**WHAT THIS TASK INVOLVES:** A single figure is required: the number of lines below that contain "BOLL".

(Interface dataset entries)
* * * * * * * * *

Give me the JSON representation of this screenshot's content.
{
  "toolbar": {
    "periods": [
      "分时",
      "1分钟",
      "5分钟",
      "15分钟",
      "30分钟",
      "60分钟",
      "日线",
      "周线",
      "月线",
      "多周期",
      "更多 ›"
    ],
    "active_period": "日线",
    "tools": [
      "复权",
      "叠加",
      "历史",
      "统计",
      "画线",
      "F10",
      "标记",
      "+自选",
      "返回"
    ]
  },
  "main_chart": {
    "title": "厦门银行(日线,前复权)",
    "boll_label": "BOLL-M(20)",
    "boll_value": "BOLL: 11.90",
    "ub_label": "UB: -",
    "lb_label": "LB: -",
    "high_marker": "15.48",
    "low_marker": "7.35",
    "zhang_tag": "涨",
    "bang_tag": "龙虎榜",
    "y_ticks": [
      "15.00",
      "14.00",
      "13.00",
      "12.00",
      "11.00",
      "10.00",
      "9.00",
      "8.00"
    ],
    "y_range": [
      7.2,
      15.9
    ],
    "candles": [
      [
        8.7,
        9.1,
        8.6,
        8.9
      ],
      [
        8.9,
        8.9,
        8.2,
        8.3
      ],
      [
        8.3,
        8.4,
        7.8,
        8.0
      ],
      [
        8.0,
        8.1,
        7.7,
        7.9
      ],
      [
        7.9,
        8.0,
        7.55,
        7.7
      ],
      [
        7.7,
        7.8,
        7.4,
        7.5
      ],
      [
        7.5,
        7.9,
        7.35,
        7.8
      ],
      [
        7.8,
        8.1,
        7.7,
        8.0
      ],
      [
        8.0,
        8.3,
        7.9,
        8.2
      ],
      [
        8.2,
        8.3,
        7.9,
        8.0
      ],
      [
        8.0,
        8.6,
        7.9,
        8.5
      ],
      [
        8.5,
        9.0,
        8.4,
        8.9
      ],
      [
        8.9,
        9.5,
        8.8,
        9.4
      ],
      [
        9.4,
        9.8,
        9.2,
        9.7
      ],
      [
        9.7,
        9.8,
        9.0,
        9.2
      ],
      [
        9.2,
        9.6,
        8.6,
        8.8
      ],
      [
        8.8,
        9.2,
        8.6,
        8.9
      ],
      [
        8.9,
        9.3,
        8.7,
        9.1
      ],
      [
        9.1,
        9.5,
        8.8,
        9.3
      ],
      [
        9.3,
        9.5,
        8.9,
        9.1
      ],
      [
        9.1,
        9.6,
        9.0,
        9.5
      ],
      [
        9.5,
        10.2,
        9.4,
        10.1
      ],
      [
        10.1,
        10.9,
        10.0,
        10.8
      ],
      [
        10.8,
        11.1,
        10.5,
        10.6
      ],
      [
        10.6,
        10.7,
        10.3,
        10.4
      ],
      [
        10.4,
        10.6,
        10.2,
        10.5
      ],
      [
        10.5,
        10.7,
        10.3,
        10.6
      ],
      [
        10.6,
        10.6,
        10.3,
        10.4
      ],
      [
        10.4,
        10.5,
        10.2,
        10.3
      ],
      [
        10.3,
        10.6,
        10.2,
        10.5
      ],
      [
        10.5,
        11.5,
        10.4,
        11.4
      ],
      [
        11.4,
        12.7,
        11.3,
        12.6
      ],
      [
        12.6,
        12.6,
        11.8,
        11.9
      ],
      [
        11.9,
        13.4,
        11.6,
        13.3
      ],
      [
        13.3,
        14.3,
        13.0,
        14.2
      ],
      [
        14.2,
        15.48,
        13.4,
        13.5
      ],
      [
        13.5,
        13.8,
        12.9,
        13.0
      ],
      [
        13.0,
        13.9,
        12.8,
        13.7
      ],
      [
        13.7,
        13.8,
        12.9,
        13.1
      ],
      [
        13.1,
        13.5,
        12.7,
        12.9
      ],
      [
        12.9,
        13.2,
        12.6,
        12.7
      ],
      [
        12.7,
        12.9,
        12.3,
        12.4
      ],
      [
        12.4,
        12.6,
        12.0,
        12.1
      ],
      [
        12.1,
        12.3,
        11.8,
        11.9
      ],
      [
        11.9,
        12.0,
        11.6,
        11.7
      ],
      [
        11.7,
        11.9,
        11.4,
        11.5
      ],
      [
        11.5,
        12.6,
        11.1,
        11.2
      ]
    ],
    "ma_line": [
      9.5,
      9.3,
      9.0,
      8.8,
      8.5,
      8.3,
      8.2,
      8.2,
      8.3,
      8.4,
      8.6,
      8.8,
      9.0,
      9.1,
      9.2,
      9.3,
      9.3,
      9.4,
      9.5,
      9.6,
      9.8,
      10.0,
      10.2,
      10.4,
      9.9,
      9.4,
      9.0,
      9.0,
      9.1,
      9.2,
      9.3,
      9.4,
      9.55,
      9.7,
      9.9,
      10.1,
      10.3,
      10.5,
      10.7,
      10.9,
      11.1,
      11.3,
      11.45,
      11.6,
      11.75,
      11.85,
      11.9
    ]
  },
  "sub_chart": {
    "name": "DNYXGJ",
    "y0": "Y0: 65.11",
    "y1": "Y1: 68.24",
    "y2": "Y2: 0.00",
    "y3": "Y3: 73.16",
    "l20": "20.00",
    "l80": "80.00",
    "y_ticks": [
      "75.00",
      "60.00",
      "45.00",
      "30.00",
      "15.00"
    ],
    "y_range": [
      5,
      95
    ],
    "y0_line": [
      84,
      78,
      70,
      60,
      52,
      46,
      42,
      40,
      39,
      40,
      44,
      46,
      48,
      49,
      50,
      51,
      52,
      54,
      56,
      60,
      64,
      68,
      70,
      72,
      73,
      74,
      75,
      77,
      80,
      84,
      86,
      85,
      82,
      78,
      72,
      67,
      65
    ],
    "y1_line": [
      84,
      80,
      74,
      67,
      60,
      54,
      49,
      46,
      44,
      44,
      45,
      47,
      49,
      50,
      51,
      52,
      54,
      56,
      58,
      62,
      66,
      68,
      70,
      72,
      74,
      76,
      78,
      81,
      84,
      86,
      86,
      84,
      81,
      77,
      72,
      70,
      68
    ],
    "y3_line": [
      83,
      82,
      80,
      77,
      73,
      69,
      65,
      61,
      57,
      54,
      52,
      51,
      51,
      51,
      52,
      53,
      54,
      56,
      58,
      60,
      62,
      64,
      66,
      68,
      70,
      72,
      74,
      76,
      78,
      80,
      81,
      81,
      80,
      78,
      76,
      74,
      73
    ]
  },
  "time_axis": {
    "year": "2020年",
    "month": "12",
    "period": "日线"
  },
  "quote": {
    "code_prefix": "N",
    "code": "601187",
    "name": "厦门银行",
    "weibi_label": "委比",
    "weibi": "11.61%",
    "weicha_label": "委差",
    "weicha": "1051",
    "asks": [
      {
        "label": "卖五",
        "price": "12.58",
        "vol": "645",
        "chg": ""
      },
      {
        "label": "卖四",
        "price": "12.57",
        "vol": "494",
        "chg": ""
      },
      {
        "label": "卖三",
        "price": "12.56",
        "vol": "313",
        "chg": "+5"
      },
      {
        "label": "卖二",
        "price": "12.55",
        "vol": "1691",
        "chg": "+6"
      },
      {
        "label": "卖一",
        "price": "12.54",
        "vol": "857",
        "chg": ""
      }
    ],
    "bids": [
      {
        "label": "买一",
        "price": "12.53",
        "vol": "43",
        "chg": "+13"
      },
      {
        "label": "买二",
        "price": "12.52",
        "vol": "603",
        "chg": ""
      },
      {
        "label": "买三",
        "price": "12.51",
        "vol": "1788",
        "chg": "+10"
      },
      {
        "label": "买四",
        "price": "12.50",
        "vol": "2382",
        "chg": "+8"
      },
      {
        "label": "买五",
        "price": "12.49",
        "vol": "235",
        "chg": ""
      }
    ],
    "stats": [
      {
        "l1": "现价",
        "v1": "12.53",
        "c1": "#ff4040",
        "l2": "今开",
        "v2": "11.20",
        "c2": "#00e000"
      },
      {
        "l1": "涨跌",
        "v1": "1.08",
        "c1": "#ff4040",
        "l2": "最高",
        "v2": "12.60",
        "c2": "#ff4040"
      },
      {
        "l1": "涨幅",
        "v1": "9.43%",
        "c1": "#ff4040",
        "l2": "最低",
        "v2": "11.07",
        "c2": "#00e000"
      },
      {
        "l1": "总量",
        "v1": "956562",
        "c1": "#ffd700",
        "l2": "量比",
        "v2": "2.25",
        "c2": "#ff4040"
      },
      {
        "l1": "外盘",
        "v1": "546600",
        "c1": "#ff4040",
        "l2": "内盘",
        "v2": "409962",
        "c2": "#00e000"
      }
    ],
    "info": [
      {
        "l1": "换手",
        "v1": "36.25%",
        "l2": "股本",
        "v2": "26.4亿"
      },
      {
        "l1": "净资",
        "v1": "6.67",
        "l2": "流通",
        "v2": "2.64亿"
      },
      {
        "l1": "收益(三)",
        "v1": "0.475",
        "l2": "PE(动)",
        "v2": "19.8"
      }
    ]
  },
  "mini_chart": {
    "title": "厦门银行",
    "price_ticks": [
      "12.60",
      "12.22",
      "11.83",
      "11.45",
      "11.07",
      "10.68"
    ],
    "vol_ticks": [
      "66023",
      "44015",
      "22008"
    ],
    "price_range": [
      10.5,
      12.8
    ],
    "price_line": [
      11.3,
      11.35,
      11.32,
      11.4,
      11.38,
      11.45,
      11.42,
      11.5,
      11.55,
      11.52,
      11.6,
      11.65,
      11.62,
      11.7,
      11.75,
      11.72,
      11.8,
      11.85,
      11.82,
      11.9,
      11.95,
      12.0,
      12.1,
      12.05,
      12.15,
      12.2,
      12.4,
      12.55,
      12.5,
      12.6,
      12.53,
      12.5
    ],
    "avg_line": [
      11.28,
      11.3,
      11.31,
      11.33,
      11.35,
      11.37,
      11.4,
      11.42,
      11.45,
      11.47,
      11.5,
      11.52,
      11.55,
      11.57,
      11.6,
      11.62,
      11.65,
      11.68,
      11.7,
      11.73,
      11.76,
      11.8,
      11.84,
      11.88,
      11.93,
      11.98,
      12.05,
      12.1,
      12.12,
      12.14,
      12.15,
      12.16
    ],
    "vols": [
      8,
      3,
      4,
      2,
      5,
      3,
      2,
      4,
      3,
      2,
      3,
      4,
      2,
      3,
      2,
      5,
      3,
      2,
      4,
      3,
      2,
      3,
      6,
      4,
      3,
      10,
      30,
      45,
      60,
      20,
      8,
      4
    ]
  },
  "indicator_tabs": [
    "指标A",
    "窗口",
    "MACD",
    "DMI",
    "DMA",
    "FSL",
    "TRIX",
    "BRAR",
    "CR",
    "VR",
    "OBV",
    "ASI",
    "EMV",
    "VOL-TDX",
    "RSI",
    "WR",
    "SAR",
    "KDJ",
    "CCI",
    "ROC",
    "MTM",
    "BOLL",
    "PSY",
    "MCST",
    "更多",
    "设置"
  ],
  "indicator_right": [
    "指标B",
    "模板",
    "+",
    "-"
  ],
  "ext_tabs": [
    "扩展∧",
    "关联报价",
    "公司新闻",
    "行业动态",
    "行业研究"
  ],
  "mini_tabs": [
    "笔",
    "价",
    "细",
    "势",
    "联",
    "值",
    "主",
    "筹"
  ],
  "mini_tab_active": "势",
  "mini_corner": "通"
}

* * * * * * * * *

**THE COMPLETED TASK:** 3